BRIEF:
Give back each line of the data exactly as it reads, minus the pictures.

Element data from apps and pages
---
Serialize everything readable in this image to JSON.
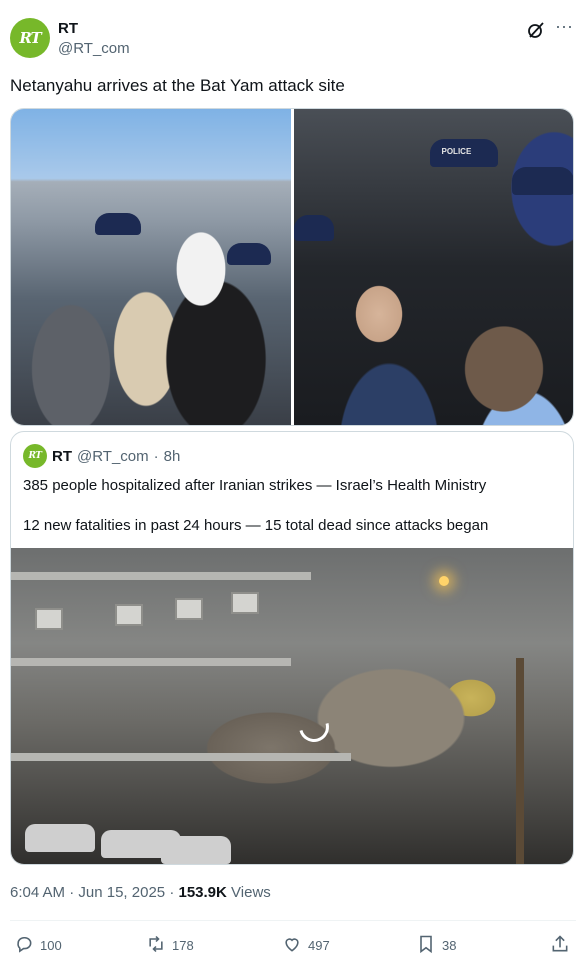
{
  "author": {
    "avatar_text": "RT",
    "display_name": "RT",
    "handle": "@RT_com"
  },
  "tweet": {
    "text": "Netanyahu arrives at the Bat Yam attack site"
  },
  "media": {
    "cap_label": "POLICE"
  },
  "quote": {
    "avatar_text": "RT",
    "name": "RT",
    "handle": "@RT_com",
    "separator": "·",
    "age": "8h",
    "line1": "385 people hospitalized after Iranian strikes — Israel’s Health Ministry",
    "line2": "12 new fatalities in past 24 hours — 15 total dead since attacks began"
  },
  "meta": {
    "time": "6:04 AM",
    "separator": "·",
    "date": "Jun 15, 2025",
    "views_count": "153.9K",
    "views_label": "Views"
  },
  "actions": {
    "replies": "100",
    "reposts": "178",
    "likes": "497",
    "bookmarks": "38"
  },
  "icons": {
    "grok": "grok-icon",
    "more": "more-icon",
    "reply": "reply-icon",
    "repost": "repost-icon",
    "like": "heart-icon",
    "bookmark": "bookmark-icon",
    "share": "share-icon"
  },
  "colors": {
    "brand": "#77b82a",
    "text_primary": "#0f1419",
    "text_secondary": "#536471",
    "border": "#cfd9de"
  }
}
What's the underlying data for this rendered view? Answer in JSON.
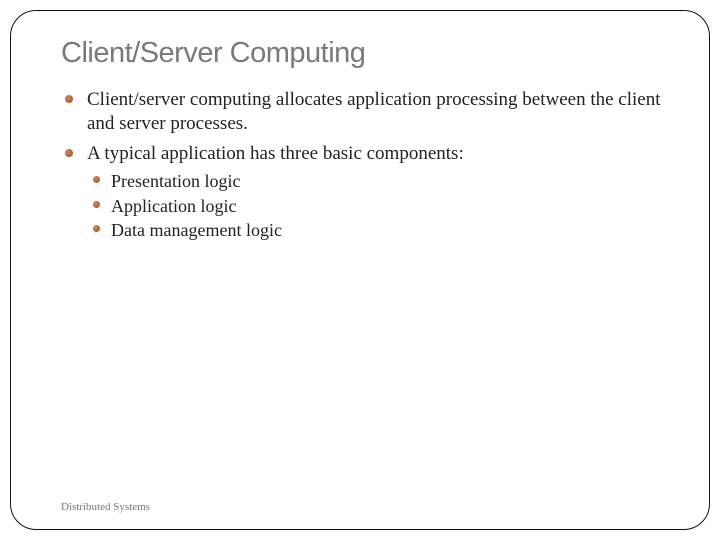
{
  "title": "Client/Server Computing",
  "bullets": {
    "b0": "Client/server computing allocates application processing between the client and server processes.",
    "b1": "A typical application has three basic components:",
    "sub": {
      "s0": "Presentation logic",
      "s1": "Application logic",
      "s2": "Data management logic"
    }
  },
  "footer": "Distributed Systems"
}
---
RESPONSE TO THE TASK:
Serialize everything readable in this image to JSON.
{
  "author": {
    "avatar_text": "RT",
    "display_name": "RT",
    "handle": "@RT_com"
  },
  "tweet": {
    "text": "Netanyahu arrives at the Bat Yam attack site"
  },
  "media": {
    "cap_label": "POLICE"
  },
  "quote": {
    "avatar_text": "RT",
    "name": "RT",
    "handle": "@RT_com",
    "separator": "·",
    "age": "8h",
    "line1": "385 people hospitalized after Iranian strikes — Israel’s Health Ministry",
    "line2": "12 new fatalities in past 24 hours — 15 total dead since attacks began"
  },
  "meta": {
    "time": "6:04 AM",
    "separator": "·",
    "date": "Jun 15, 2025",
    "views_count": "153.9K",
    "views_label": "Views"
  },
  "actions": {
    "replies": "100",
    "reposts": "178",
    "likes": "497",
    "bookmarks": "38"
  },
  "icons": {
    "grok": "grok-icon",
    "more": "more-icon",
    "reply": "reply-icon",
    "repost": "repost-icon",
    "like": "heart-icon",
    "bookmark": "bookmark-icon",
    "share": "share-icon"
  },
  "colors": {
    "brand": "#77b82a",
    "text_primary": "#0f1419",
    "text_secondary": "#536471",
    "border": "#cfd9de"
  }
}
What's the underlying data for this rendered view? Answer in JSON.
{
  "title": "Client/Server Computing",
  "bullets": {
    "b0": "Client/server computing allocates application processing between the client and server processes.",
    "b1": "A typical application has three basic components:",
    "sub": {
      "s0": "Presentation logic",
      "s1": "Application logic",
      "s2": "Data management logic"
    }
  },
  "footer": "Distributed Systems"
}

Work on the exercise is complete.